> [Records supplied]

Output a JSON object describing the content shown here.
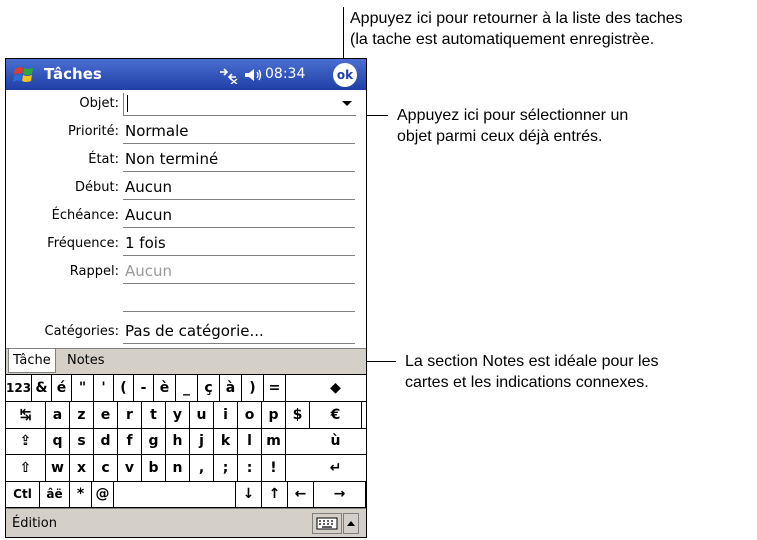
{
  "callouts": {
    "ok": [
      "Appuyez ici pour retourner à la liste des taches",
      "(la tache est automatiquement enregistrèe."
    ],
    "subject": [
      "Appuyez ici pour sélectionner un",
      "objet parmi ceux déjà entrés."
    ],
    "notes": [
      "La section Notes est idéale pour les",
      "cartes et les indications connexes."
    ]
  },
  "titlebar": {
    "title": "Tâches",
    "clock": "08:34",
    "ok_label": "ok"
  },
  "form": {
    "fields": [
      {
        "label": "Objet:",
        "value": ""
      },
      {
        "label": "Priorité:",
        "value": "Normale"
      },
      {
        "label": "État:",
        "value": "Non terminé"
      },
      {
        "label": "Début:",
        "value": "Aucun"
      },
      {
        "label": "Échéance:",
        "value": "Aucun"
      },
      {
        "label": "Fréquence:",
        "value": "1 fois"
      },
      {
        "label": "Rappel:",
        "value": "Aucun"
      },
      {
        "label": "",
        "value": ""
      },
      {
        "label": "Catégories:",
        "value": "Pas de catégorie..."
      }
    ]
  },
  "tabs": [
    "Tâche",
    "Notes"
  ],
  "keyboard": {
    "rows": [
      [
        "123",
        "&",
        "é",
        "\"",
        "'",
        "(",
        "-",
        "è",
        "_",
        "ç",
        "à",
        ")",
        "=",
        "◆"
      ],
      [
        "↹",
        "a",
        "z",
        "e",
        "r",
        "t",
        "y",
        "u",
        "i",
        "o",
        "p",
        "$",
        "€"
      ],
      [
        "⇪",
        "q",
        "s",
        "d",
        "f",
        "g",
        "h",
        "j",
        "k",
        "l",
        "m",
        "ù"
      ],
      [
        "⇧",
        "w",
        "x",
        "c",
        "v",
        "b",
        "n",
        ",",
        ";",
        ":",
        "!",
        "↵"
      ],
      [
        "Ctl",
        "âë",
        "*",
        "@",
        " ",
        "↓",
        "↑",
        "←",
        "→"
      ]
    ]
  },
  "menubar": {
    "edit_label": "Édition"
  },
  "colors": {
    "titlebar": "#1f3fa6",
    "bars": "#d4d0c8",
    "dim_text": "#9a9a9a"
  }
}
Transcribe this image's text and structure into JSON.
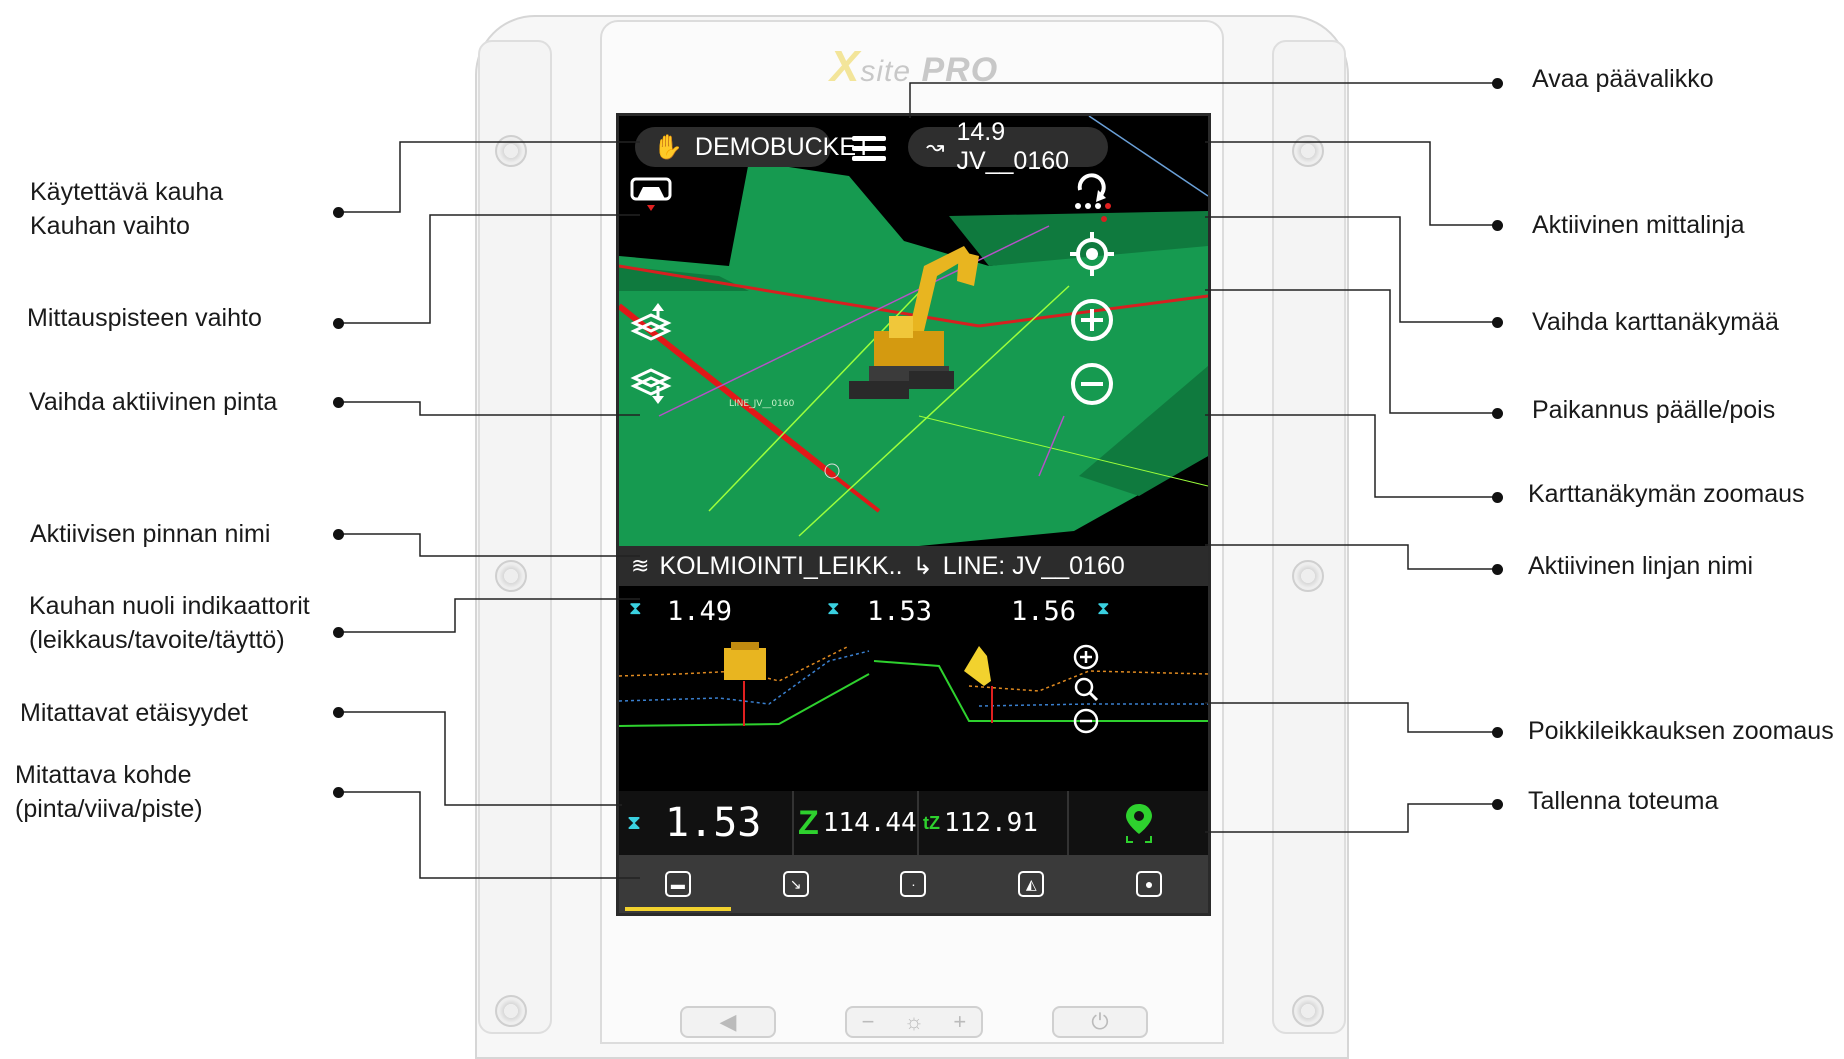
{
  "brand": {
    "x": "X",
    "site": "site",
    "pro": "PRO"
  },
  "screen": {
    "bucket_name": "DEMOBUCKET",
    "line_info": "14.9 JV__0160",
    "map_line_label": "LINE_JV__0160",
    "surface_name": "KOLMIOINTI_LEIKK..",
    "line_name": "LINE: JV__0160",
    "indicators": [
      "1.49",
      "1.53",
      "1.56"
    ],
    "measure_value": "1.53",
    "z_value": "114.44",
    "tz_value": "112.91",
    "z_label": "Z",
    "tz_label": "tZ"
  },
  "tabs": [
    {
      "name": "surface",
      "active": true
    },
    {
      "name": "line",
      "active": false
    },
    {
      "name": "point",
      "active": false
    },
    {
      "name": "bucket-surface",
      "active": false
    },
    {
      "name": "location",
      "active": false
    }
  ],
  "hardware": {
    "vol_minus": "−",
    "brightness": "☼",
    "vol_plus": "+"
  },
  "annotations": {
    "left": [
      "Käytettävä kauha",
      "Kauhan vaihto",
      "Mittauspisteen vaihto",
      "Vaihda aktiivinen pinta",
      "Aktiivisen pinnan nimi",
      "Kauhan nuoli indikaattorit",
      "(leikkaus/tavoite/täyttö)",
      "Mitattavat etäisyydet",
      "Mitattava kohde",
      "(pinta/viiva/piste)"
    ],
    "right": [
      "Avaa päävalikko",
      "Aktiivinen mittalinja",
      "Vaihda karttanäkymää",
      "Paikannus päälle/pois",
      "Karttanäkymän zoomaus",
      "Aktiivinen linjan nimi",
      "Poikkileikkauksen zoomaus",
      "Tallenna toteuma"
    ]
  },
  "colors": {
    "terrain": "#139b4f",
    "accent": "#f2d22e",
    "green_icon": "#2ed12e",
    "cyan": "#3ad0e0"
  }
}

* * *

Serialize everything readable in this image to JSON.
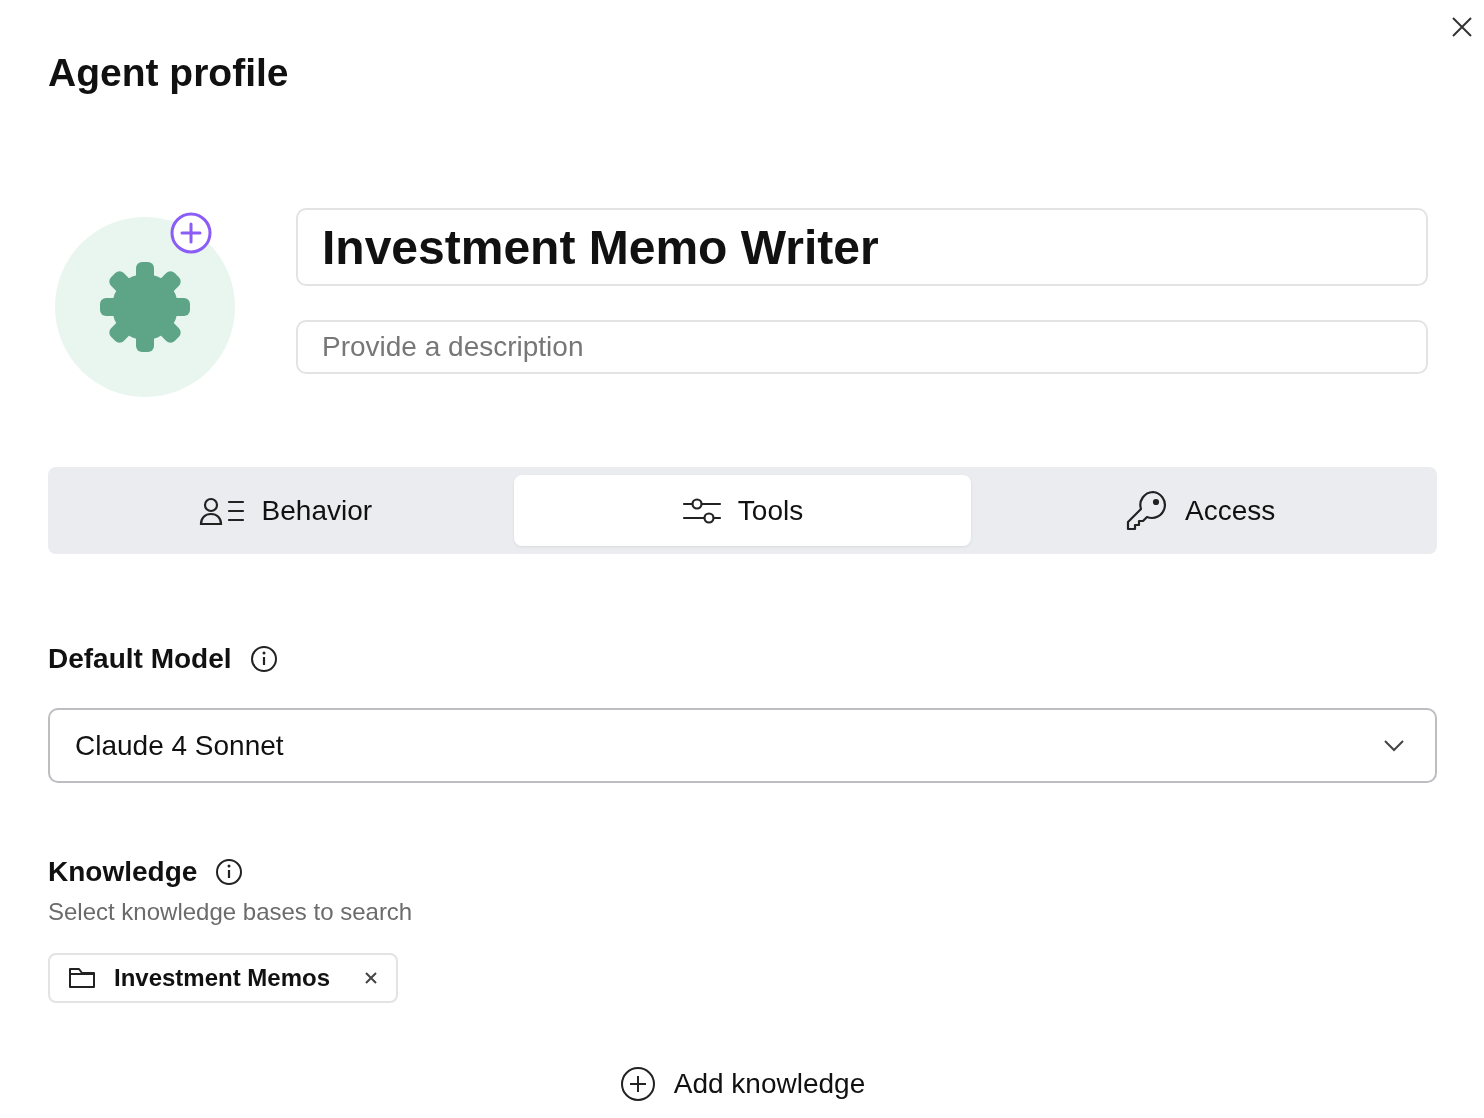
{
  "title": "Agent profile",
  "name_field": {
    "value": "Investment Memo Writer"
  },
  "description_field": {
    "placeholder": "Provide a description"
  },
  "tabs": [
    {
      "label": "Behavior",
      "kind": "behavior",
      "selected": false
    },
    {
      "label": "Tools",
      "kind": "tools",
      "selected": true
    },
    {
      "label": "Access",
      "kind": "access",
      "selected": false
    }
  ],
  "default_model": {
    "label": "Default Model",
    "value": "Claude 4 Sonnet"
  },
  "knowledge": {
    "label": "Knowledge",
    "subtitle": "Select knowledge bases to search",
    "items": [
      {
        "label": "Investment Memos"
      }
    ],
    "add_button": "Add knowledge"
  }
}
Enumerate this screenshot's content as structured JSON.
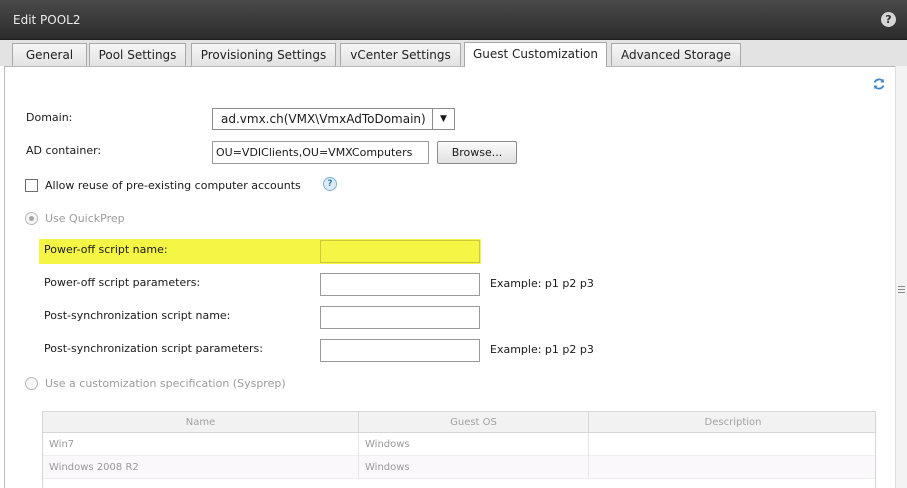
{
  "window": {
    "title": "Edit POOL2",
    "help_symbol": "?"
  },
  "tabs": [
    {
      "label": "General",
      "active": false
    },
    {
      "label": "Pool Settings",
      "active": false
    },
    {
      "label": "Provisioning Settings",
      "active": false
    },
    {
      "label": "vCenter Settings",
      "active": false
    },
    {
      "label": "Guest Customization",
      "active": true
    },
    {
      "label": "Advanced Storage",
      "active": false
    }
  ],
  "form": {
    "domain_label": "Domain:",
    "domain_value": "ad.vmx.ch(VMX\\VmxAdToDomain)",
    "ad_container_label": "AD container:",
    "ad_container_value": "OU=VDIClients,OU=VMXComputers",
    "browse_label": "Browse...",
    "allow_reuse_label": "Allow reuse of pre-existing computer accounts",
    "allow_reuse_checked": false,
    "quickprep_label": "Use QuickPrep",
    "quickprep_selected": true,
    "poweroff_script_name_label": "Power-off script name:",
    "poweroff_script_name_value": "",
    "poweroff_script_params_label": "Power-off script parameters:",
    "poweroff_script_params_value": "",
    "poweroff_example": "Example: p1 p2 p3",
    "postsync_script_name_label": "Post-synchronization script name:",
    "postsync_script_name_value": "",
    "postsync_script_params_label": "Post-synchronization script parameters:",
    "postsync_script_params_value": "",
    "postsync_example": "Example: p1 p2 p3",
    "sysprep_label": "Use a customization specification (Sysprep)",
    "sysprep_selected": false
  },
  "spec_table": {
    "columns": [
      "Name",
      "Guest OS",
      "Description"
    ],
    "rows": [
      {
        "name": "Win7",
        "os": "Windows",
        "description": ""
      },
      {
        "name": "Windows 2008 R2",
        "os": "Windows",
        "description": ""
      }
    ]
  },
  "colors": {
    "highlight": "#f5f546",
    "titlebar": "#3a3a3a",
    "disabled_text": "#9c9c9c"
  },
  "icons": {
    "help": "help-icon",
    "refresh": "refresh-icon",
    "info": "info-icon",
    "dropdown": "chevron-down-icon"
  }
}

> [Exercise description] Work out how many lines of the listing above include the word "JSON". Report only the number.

> [Solution to this exercise] 4